• Task prompt
An exact repetition of every entry, with no images, is the required answer.

• Input material

■ ■ ■ ■ ■

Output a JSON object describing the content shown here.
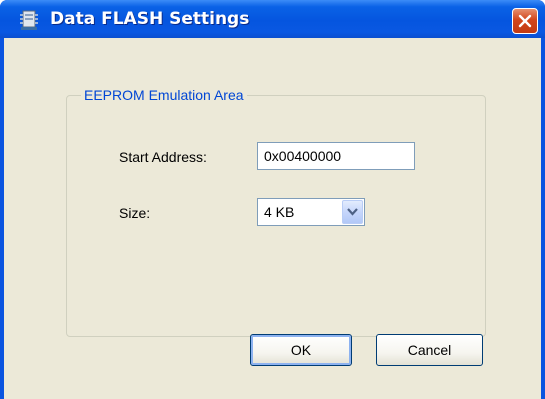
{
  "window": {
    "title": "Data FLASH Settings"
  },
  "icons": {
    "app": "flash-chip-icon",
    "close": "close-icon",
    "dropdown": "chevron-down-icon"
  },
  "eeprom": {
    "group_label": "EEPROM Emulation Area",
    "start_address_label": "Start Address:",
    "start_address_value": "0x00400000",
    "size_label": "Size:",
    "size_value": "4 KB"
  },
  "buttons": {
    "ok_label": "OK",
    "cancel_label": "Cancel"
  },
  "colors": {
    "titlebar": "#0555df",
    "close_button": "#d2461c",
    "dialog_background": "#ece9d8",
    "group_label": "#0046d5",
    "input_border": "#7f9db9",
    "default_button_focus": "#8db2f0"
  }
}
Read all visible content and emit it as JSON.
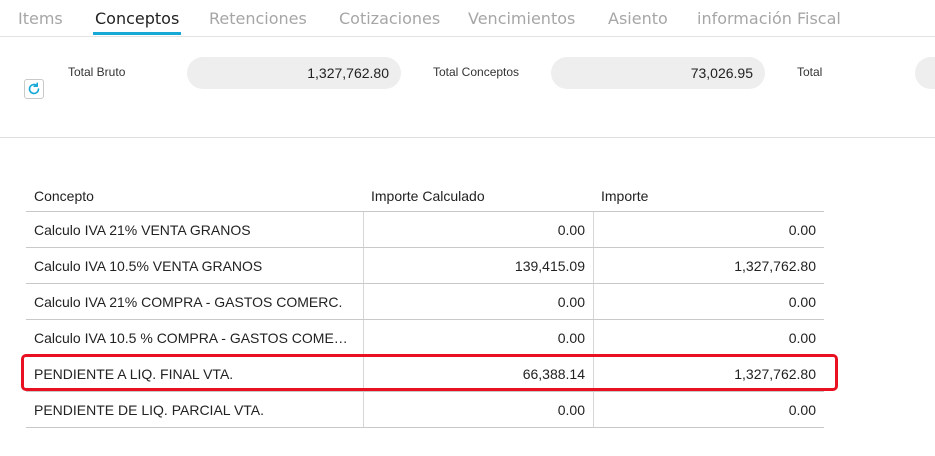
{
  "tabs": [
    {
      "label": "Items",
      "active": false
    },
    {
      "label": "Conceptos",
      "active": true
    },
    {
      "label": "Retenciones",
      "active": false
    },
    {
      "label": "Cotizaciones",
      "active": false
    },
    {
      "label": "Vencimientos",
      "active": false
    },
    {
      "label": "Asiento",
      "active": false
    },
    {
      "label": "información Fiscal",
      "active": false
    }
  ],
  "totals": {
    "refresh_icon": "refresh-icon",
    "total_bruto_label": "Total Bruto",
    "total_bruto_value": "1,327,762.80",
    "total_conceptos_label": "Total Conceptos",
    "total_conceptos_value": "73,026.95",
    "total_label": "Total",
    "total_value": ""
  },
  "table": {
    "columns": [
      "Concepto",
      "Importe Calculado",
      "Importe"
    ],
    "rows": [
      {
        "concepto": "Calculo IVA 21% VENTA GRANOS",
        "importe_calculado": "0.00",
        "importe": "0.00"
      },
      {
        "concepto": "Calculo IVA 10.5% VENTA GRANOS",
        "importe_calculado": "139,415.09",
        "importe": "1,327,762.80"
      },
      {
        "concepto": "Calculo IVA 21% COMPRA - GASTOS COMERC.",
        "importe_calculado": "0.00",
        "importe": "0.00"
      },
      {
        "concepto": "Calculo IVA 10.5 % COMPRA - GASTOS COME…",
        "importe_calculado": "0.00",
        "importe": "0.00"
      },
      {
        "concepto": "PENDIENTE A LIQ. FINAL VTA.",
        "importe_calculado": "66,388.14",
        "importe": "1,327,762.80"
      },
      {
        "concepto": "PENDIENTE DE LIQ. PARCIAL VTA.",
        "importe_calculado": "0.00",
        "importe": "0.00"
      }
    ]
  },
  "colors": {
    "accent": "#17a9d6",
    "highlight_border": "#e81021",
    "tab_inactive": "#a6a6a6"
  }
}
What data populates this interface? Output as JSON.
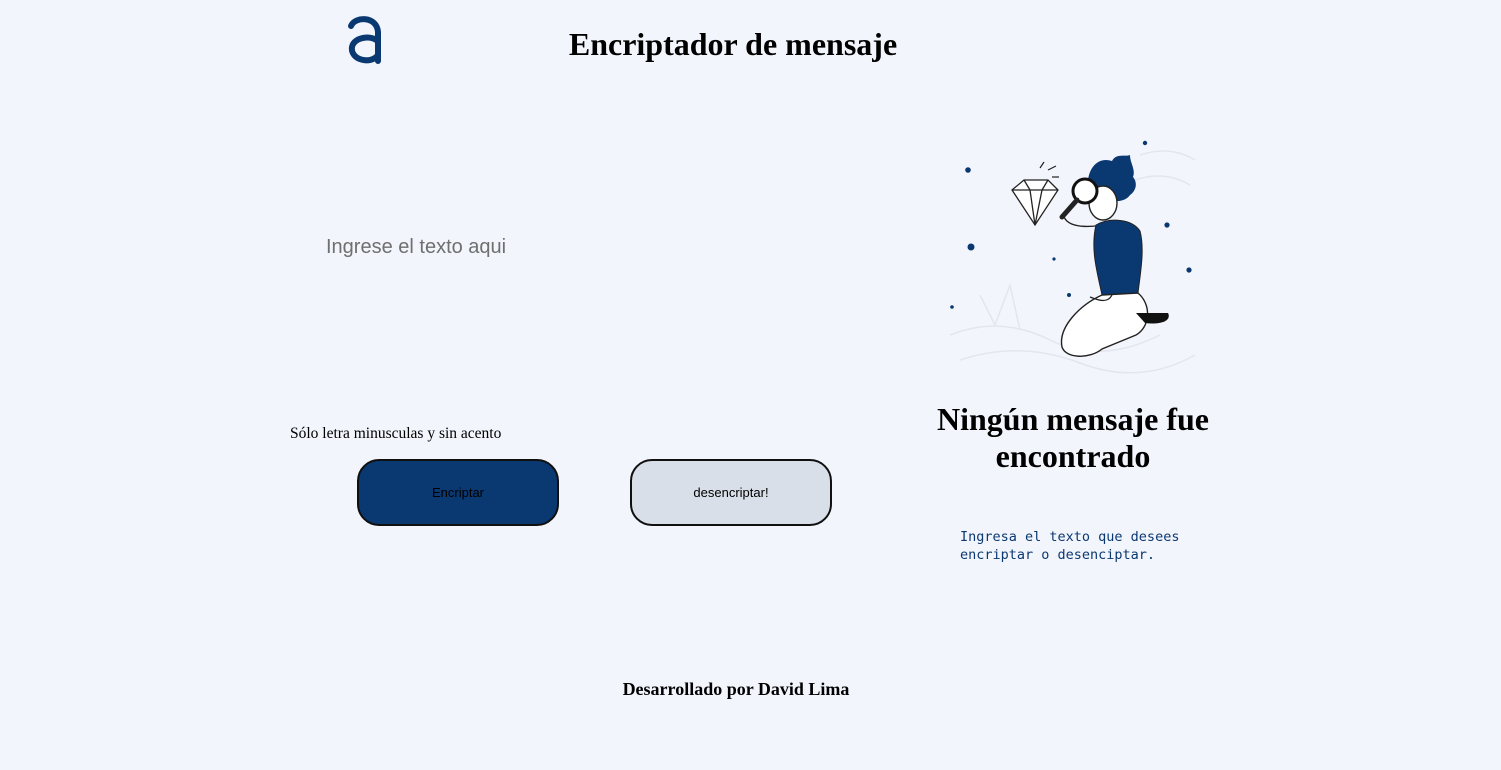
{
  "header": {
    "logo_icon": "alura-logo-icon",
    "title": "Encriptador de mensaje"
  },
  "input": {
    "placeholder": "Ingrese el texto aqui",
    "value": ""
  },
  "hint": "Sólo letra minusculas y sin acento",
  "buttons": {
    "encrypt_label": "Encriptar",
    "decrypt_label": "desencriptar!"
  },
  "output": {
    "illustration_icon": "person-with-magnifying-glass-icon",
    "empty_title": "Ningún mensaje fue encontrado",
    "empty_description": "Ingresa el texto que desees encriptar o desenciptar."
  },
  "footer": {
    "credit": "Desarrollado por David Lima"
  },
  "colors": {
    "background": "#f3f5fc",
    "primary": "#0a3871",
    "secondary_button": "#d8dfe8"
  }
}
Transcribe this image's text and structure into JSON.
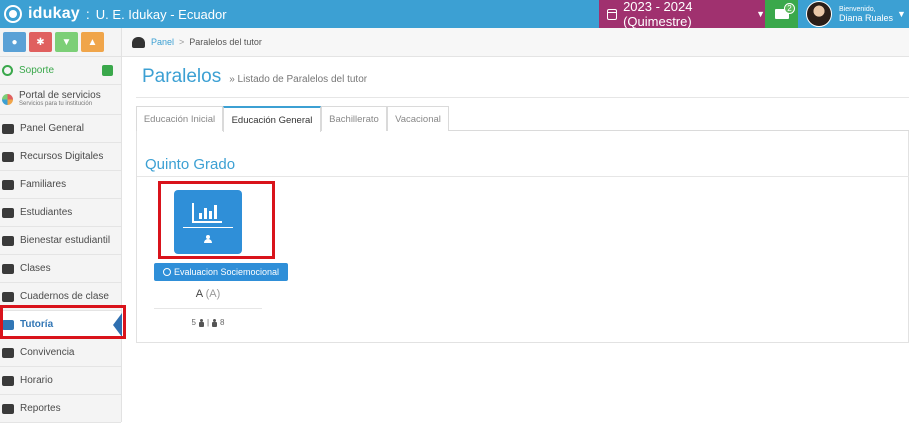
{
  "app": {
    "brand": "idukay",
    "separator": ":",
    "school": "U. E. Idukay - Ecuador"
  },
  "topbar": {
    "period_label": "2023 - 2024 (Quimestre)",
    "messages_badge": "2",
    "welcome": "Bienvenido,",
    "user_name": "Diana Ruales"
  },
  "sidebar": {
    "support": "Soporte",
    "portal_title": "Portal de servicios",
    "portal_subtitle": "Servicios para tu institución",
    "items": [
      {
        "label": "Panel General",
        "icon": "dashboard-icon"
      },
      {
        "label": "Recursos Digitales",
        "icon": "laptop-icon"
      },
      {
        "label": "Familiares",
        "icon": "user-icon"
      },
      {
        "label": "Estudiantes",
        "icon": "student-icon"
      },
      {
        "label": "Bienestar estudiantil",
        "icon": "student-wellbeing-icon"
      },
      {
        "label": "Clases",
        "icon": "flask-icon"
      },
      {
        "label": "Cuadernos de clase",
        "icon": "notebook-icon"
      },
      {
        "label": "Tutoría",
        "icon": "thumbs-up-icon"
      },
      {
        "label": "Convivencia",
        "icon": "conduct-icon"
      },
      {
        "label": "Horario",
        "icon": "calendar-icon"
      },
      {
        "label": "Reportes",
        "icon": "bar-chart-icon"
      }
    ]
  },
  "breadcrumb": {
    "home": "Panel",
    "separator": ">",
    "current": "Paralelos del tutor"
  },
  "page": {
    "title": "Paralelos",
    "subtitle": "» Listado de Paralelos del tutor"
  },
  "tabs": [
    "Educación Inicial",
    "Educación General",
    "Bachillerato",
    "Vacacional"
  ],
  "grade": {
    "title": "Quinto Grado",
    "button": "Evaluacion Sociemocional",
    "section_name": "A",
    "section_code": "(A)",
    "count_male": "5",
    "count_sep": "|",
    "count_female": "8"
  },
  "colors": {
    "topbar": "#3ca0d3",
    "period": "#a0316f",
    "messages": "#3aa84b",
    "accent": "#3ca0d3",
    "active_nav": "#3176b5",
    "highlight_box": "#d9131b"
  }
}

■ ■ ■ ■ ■

• Response below
Output a JSON object describing the content shown here.
{
  "window": {
    "title": "Data FLASH Settings"
  },
  "icons": {
    "app": "flash-chip-icon",
    "close": "close-icon",
    "dropdown": "chevron-down-icon"
  },
  "eeprom": {
    "group_label": "EEPROM Emulation Area",
    "start_address_label": "Start Address:",
    "start_address_value": "0x00400000",
    "size_label": "Size:",
    "size_value": "4 KB"
  },
  "buttons": {
    "ok_label": "OK",
    "cancel_label": "Cancel"
  },
  "colors": {
    "titlebar": "#0555df",
    "close_button": "#d2461c",
    "dialog_background": "#ece9d8",
    "group_label": "#0046d5",
    "input_border": "#7f9db9",
    "default_button_focus": "#8db2f0"
  }
}
Read all visible content and emit it as JSON.
{
  "tabs": [
    {
      "label": "Items",
      "active": false
    },
    {
      "label": "Conceptos",
      "active": true
    },
    {
      "label": "Retenciones",
      "active": false
    },
    {
      "label": "Cotizaciones",
      "active": false
    },
    {
      "label": "Vencimientos",
      "active": false
    },
    {
      "label": "Asiento",
      "active": false
    },
    {
      "label": "información Fiscal",
      "active": false
    }
  ],
  "totals": {
    "refresh_icon": "refresh-icon",
    "total_bruto_label": "Total Bruto",
    "total_bruto_value": "1,327,762.80",
    "total_conceptos_label": "Total Conceptos",
    "total_conceptos_value": "73,026.95",
    "total_label": "Total",
    "total_value": ""
  },
  "table": {
    "columns": [
      "Concepto",
      "Importe Calculado",
      "Importe"
    ],
    "rows": [
      {
        "concepto": "Calculo IVA 21% VENTA GRANOS",
        "importe_calculado": "0.00",
        "importe": "0.00"
      },
      {
        "concepto": "Calculo IVA 10.5% VENTA GRANOS",
        "importe_calculado": "139,415.09",
        "importe": "1,327,762.80"
      },
      {
        "concepto": "Calculo IVA 21% COMPRA - GASTOS COMERC.",
        "importe_calculado": "0.00",
        "importe": "0.00"
      },
      {
        "concepto": "Calculo IVA 10.5 % COMPRA - GASTOS COME…",
        "importe_calculado": "0.00",
        "importe": "0.00"
      },
      {
        "concepto": "PENDIENTE A LIQ. FINAL VTA.",
        "importe_calculado": "66,388.14",
        "importe": "1,327,762.80"
      },
      {
        "concepto": "PENDIENTE DE LIQ. PARCIAL VTA.",
        "importe_calculado": "0.00",
        "importe": "0.00"
      }
    ]
  },
  "colors": {
    "accent": "#17a9d6",
    "highlight_border": "#e81021",
    "tab_inactive": "#a6a6a6"
  }
}
What data populates this interface? Output as JSON.
{
  "header": {
    "logo_icon": "alura-logo-icon",
    "title": "Encriptador de mensaje"
  },
  "input": {
    "placeholder": "Ingrese el texto aqui",
    "value": ""
  },
  "hint": "Sólo letra minusculas y sin acento",
  "buttons": {
    "encrypt_label": "Encriptar",
    "decrypt_label": "desencriptar!"
  },
  "output": {
    "illustration_icon": "person-with-magnifying-glass-icon",
    "empty_title": "Ningún mensaje fue encontrado",
    "empty_description": "Ingresa el texto que desees encriptar o desenciptar."
  },
  "footer": {
    "credit": "Desarrollado por David Lima"
  },
  "colors": {
    "background": "#f3f5fc",
    "primary": "#0a3871",
    "secondary_button": "#d8dfe8"
  }
}
Transcribe this image's text and structure into JSON.
{
  "app": {
    "brand": "idukay",
    "separator": ":",
    "school": "U. E. Idukay - Ecuador"
  },
  "topbar": {
    "period_label": "2023 - 2024 (Quimestre)",
    "messages_badge": "2",
    "welcome": "Bienvenido,",
    "user_name": "Diana Ruales"
  },
  "sidebar": {
    "support": "Soporte",
    "portal_title": "Portal de servicios",
    "portal_subtitle": "Servicios para tu institución",
    "items": [
      {
        "label": "Panel General",
        "icon": "dashboard-icon"
      },
      {
        "label": "Recursos Digitales",
        "icon": "laptop-icon"
      },
      {
        "label": "Familiares",
        "icon": "user-icon"
      },
      {
        "label": "Estudiantes",
        "icon": "student-icon"
      },
      {
        "label": "Bienestar estudiantil",
        "icon": "student-wellbeing-icon"
      },
      {
        "label": "Clases",
        "icon": "flask-icon"
      },
      {
        "label": "Cuadernos de clase",
        "icon": "notebook-icon"
      },
      {
        "label": "Tutoría",
        "icon": "thumbs-up-icon"
      },
      {
        "label": "Convivencia",
        "icon": "conduct-icon"
      },
      {
        "label": "Horario",
        "icon": "calendar-icon"
      },
      {
        "label": "Reportes",
        "icon": "bar-chart-icon"
      }
    ]
  },
  "breadcrumb": {
    "home": "Panel",
    "separator": ">",
    "current": "Paralelos del tutor"
  },
  "page": {
    "title": "Paralelos",
    "subtitle": "» Listado de Paralelos del tutor"
  },
  "tabs": [
    "Educación Inicial",
    "Educación General",
    "Bachillerato",
    "Vacacional"
  ],
  "grade": {
    "title": "Quinto Grado",
    "button": "Evaluacion Sociemocional",
    "section_name": "A",
    "section_code": "(A)",
    "count_male": "5",
    "count_sep": "|",
    "count_female": "8"
  },
  "colors": {
    "topbar": "#3ca0d3",
    "period": "#a0316f",
    "messages": "#3aa84b",
    "accent": "#3ca0d3",
    "active_nav": "#3176b5",
    "highlight_box": "#d9131b"
  }
}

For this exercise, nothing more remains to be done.